The heavyweight energy sector led the fall, battered by sagging oil prices after data showed U.S. crude inventories rose amid eroding demand.
Investors had their eyes trained south of the border as the Fed paused in its aggressive campaign of cutting interest rates and held rates steady.
The Fed also signaled greater concern about inflation and said the downside risks to growth looked to have diminished somewhat.
"Basically they set the table that at some point they are more concerned about inflation than the economy, and rate cuts are over," said Clement Gignac, chief economist and strategist at National Bank of Canada in Montreal, adding that rate hikes could be on the way.
The S&P/TSX composite index closed up 31.53 points, or 0.22 percent, at 14,441.13 with six of its 10 main sectors pushing higher. In a volatile session, the index swung both sides of the break-even mark, falling as low as 14,259.88.
"It's probable now that we won't see any more rate changes, certainly for the summer and we'll see what the fall brings," said John Kinsey, portfolio manager at Caldwell Securities Ltd, of the Fed's rate decision.
The energy sector lost 1.2 percent, while the resource-laden materials sector was 1.1 percent lower, with gold producers declining as the price of bullion weakened.
Among energy companies, Canadian Natural Resources was down C$2.28, or 2.3 percent, at C$97.82, while in the gold-mining sector, Barrick Gold was off 64 Canadian cents, or 1.5 percent, to C$40.81.
Fertilizer producer Potash Corp of Saskatchewan also weighed on the materials sector, falling C$6.74, or 2.9 percent, to C$223.25.
But the financial sector supported the benchmark, gaining 2 percent. All the major banks were higher, including Canadian Imperial Bank of Commerce, which rose C$1.89, or 3.2 percent, to C$61.11.
Research In Motion put on C$2.22, or 1.6 percent, to C$144.00 ahead of quarterly results.
After the market closed, RIM, maker of the BlackBerry, reported higher profit. But the results and outlook fell short of analyst expectations, and the stock dropped sharply in after-hours training in New York.
Market volume was 408 million shares worth C$8.8 billion. Decliners outpaced advancers 984 to 591. The blue chip S&P/TSX 60 index closed up 3.49 points, or 0.41 percent, at 861.96.
In New York, stocks also climbed amid the interest rate decision, the decline in oil prices. The Nasdaq Composite Index closed up 32.98 points, or 1.39 percent, at 2,401.26.

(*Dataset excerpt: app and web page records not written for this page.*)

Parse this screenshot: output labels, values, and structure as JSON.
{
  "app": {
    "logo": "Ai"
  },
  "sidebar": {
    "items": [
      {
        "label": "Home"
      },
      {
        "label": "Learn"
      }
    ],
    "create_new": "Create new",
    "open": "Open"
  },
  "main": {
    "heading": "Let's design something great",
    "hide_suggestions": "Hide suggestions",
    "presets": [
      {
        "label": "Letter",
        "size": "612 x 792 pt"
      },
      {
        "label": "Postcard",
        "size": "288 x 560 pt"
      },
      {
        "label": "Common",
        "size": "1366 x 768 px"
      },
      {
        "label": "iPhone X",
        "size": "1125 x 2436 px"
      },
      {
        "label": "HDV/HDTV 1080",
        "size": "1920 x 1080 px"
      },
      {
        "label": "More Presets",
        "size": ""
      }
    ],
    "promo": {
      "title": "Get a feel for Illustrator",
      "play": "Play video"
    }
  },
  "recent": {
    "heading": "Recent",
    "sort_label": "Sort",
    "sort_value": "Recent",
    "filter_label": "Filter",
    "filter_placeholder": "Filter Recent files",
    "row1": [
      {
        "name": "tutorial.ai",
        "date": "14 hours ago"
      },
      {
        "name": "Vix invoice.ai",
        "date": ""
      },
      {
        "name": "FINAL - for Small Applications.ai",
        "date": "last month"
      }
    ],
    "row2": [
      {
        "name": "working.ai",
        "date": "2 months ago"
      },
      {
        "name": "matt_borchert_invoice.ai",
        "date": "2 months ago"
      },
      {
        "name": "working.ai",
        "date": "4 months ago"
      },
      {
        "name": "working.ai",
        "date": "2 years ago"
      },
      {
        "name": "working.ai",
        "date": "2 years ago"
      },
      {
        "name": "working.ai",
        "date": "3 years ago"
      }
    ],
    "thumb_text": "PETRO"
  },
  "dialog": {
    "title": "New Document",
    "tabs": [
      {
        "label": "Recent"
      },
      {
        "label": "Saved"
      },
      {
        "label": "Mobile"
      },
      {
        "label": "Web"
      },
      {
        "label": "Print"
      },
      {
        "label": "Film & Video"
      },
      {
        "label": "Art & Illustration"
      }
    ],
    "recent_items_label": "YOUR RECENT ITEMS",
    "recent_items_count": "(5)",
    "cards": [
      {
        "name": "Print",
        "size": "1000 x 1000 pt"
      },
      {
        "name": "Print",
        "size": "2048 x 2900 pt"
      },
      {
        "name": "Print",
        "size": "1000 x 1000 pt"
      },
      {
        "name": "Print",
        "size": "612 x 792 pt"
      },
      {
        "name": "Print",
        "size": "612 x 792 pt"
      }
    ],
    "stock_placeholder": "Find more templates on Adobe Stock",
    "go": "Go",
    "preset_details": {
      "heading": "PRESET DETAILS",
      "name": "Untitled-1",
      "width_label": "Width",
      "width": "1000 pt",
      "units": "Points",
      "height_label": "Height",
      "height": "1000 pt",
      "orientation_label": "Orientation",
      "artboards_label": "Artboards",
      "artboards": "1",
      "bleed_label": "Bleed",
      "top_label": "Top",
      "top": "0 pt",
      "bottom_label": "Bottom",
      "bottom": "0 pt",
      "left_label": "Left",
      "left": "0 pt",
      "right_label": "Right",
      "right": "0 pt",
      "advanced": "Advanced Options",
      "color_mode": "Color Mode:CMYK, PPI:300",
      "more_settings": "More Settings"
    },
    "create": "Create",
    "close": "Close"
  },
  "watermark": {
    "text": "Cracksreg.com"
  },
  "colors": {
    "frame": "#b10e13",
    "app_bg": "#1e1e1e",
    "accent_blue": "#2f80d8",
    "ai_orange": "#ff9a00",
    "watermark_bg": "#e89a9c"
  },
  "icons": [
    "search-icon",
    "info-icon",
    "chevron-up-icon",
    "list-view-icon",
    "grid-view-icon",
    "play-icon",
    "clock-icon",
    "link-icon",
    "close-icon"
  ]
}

But a recommendation from Goldman Sachs that investors sell Boeing weighed on the Dow Jones industrial average, leaving it up just 4.40 points, or 0.04 percent, at 11,811.83.